"It is not necessary to establish a claim of right or ownership that the possession be accompanied by an express declaration or claim of title; it is sufficient if the proof shows that the party in possession has acted so as to clearly indicate he did claim title. That his acts and conduct clearly indicate a claim of ownership is enough. The intention to claim adversely may be manifested either by words or by acts, and it is generally inferred from the latter. A claim of title (as distinguished from color of title) as a basis for the acquisition of title by adverse possession, need not be based on writing. No particular act or series of acts is necessary to demonstrate an intention to claim ownership. Such a purpose is sufficiently shown where one goes upon the land and uses it openly and notoriously, as owners of similar lands use their property, to the exclusion of the true owner. Using and controlling property as an owner is the ordinary mode of asserting a claim of title. * * * The actual occupation, use, and improvement of the premises by the claimant, as if he were in fact the owner thereof, without payment of rent or recognition of title in another or disavowal of title in himself, will be sufficient to raise a presumption of his entry and holding as absolute owner, and, unless rebutted, will establish the fact of a claim of right. It makes no difference whether the possession is held uniformly under one title, or at different times under different titles, provided the claim of title is always adverse to that of the plaintiff; nor does it matter whether the possession is held by the same individual or by a succession of individuals, provided it is a continued and uninterrupted one. A claim of ownership may be evidenced by a void deed, or by receiving the rents, issues, and profits of the property, or by conveying, devising, leasing, encumbering, or improving it, or by paying for insurance thereon, or laying off the land into town lots." 3 Am.Jur.2d, Adverse Possesson, § 101, pages 184-185. See Vander Zyl v. Muilenberg, 239 Iowa 73, 29 N.W.2d 412.
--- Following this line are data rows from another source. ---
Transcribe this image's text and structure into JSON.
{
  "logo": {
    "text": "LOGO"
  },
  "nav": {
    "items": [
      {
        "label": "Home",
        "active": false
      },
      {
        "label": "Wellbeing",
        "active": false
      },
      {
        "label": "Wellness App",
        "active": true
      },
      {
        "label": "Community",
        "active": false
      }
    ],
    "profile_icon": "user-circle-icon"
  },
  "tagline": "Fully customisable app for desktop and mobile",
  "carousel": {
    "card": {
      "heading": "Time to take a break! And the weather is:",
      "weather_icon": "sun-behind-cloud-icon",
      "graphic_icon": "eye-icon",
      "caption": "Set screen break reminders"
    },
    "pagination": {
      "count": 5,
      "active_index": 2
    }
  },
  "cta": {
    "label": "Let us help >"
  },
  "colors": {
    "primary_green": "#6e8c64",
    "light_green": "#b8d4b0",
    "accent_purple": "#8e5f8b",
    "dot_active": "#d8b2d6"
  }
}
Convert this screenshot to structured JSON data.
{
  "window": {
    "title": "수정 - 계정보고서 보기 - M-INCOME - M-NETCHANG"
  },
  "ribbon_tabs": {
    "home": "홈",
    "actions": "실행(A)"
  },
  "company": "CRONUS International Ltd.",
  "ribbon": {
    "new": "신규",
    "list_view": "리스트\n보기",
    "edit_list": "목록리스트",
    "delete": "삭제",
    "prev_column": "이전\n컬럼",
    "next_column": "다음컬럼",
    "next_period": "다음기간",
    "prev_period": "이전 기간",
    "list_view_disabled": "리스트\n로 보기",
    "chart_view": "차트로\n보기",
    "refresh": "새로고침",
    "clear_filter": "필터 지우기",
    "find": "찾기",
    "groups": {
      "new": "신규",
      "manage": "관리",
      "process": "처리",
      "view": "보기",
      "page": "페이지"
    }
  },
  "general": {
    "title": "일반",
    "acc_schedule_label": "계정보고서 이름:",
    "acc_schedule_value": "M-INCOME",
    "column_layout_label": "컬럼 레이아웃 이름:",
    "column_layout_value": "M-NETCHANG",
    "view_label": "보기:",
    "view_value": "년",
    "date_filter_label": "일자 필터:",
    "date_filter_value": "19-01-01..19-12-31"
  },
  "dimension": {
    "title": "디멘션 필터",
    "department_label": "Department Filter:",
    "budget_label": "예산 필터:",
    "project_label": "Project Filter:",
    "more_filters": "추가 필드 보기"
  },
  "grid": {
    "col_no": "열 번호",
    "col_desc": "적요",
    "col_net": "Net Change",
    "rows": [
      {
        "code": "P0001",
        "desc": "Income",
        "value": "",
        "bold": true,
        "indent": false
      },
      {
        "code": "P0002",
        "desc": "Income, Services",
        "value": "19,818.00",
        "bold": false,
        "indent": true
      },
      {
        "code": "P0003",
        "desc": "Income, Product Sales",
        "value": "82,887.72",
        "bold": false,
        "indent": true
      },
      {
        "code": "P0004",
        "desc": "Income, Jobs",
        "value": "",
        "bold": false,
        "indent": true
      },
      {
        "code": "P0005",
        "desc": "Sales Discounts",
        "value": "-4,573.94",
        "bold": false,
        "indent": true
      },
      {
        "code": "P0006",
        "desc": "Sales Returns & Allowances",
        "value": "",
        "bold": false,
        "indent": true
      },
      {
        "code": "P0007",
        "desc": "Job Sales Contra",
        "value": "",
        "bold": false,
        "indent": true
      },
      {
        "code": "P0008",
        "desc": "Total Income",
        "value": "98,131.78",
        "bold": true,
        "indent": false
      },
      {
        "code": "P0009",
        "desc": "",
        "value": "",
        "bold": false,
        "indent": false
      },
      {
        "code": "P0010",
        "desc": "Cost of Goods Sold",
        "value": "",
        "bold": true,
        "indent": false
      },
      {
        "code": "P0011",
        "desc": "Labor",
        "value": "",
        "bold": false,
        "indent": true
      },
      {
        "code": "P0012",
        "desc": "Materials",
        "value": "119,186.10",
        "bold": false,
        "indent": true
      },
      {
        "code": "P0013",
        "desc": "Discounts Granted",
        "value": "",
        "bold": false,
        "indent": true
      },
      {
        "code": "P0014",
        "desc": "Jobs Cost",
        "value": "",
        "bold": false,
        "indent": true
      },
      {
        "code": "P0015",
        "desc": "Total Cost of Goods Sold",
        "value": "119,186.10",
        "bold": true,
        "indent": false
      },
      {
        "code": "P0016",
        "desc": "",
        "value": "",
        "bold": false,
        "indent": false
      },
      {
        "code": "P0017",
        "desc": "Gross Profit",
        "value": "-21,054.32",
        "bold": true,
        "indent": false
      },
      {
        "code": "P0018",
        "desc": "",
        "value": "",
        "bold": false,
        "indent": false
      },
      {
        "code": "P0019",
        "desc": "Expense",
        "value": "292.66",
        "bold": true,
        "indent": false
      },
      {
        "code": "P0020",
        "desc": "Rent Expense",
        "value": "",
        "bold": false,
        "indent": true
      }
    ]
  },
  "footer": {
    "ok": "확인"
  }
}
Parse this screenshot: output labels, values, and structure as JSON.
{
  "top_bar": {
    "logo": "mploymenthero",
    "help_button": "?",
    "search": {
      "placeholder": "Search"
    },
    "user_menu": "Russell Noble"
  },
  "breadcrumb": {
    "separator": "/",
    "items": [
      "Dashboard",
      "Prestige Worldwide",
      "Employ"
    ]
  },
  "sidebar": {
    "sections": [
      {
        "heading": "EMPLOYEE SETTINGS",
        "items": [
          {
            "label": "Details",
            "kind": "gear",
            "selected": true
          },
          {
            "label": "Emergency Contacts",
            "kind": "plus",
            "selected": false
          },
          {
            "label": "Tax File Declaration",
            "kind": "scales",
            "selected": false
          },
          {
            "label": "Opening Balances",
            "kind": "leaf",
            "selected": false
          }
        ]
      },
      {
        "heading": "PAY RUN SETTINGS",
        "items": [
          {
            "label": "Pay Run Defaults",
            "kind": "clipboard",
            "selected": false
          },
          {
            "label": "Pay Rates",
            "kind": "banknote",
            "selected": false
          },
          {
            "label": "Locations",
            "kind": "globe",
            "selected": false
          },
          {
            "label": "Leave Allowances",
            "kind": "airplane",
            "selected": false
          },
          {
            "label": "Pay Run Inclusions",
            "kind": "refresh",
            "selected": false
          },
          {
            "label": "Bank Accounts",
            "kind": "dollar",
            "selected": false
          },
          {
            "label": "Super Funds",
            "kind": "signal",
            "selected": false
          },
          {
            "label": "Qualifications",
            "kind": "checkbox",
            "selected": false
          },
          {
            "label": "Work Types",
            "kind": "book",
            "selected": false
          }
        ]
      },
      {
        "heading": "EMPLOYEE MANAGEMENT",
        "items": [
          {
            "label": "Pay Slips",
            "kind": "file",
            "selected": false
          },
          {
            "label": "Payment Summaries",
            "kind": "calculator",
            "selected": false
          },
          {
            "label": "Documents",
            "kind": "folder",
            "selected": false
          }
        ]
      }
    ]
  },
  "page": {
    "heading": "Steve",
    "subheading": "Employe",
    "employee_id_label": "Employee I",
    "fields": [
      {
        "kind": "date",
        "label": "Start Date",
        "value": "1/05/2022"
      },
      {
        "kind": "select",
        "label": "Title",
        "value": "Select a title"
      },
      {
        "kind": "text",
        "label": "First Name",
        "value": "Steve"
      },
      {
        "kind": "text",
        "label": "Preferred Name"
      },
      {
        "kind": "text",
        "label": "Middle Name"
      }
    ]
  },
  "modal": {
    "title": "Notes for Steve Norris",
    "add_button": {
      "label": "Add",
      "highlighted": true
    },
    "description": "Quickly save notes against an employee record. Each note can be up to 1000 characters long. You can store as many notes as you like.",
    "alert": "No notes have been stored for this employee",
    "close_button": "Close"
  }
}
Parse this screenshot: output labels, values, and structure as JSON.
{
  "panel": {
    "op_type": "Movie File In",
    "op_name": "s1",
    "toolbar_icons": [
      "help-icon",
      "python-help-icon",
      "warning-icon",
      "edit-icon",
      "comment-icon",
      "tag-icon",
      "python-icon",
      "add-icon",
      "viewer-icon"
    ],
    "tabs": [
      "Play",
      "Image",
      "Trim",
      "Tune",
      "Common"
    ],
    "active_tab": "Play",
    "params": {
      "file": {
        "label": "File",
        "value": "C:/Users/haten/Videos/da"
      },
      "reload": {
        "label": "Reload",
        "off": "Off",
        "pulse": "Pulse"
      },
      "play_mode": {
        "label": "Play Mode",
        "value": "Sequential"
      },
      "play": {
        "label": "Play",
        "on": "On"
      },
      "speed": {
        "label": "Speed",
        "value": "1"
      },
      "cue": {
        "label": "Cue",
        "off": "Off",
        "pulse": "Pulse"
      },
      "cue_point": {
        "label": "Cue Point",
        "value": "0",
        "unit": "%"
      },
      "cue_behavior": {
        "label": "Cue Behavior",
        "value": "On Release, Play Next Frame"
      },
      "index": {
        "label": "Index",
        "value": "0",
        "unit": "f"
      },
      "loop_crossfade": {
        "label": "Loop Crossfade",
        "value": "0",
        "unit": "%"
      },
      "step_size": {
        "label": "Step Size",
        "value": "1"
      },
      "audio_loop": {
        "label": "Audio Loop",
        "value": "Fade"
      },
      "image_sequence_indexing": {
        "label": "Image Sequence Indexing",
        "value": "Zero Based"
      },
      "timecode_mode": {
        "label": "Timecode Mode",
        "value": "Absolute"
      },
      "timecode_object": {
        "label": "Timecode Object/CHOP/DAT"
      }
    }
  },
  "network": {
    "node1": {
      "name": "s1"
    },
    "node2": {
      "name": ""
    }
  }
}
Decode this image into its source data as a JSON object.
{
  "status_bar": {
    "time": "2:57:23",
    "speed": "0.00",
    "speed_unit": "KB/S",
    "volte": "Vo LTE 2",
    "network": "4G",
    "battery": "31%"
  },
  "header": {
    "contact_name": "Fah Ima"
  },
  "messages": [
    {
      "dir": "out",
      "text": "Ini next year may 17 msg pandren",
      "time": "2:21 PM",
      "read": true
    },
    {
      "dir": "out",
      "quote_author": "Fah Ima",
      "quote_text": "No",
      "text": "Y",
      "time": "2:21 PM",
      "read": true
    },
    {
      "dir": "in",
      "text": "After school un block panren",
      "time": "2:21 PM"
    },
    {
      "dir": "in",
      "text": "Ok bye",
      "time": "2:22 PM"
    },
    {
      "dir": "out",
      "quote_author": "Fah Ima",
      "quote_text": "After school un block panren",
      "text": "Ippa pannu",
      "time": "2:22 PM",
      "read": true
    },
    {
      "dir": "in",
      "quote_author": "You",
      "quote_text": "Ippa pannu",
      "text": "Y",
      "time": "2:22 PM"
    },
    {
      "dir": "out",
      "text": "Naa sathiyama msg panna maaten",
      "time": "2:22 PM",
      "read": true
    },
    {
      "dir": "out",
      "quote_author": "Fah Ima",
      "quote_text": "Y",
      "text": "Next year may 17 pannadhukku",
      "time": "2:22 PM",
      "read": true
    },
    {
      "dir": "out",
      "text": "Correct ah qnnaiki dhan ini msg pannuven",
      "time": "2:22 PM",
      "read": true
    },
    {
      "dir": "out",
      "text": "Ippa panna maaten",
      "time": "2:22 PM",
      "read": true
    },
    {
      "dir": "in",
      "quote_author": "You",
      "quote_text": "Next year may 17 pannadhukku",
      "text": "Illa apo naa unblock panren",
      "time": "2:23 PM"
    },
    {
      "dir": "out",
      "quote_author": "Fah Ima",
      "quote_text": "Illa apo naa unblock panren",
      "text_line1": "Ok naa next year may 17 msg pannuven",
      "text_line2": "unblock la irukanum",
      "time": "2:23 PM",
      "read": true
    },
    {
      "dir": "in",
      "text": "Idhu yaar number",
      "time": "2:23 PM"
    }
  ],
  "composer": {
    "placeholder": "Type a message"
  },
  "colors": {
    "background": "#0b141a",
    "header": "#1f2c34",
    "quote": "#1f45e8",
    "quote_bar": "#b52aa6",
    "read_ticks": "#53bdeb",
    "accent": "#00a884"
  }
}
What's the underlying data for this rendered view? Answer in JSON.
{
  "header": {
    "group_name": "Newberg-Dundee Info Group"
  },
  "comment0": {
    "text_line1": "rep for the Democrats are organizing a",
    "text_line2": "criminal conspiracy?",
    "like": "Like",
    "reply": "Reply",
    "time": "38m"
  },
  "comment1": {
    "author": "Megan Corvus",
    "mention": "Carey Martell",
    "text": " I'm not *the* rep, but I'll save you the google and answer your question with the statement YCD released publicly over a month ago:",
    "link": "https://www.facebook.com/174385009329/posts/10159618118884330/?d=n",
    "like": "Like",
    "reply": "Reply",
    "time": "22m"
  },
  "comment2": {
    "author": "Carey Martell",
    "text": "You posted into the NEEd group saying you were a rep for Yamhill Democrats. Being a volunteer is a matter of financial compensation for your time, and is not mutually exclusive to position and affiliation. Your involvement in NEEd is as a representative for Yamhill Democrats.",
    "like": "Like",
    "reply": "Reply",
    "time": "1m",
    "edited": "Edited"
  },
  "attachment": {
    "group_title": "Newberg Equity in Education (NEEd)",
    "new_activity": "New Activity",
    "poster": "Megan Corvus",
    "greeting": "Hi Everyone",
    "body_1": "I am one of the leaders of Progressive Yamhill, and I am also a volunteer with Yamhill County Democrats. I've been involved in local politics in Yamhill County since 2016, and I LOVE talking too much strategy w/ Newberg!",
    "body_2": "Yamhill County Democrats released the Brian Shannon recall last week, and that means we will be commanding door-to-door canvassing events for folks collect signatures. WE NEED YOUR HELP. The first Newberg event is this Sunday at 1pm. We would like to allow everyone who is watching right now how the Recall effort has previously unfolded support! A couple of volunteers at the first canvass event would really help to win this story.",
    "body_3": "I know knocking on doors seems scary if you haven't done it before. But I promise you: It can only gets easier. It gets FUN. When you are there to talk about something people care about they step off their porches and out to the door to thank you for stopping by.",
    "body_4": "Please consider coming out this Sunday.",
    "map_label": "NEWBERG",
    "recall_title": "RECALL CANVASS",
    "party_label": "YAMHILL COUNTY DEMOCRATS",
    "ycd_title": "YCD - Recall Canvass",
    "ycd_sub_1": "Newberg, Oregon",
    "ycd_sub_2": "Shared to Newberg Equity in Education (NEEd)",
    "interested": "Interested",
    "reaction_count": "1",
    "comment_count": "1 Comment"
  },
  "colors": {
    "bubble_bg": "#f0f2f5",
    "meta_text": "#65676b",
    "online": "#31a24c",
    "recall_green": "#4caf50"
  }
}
The record clearly shows a claim of right sufficient to establish the only disputed element. Conduct of plaintiff's predecessor in interest showed a claim of ownership of the tract from the time in 1954 when its possession was undertaken, it was fenced in, and integrated into the farming operation conducted to the south. Erection of grain storage facilities was further evidence of this claim.
Plaintiff's claim of adverse possession, in all its elements, was established by clear and positive proof.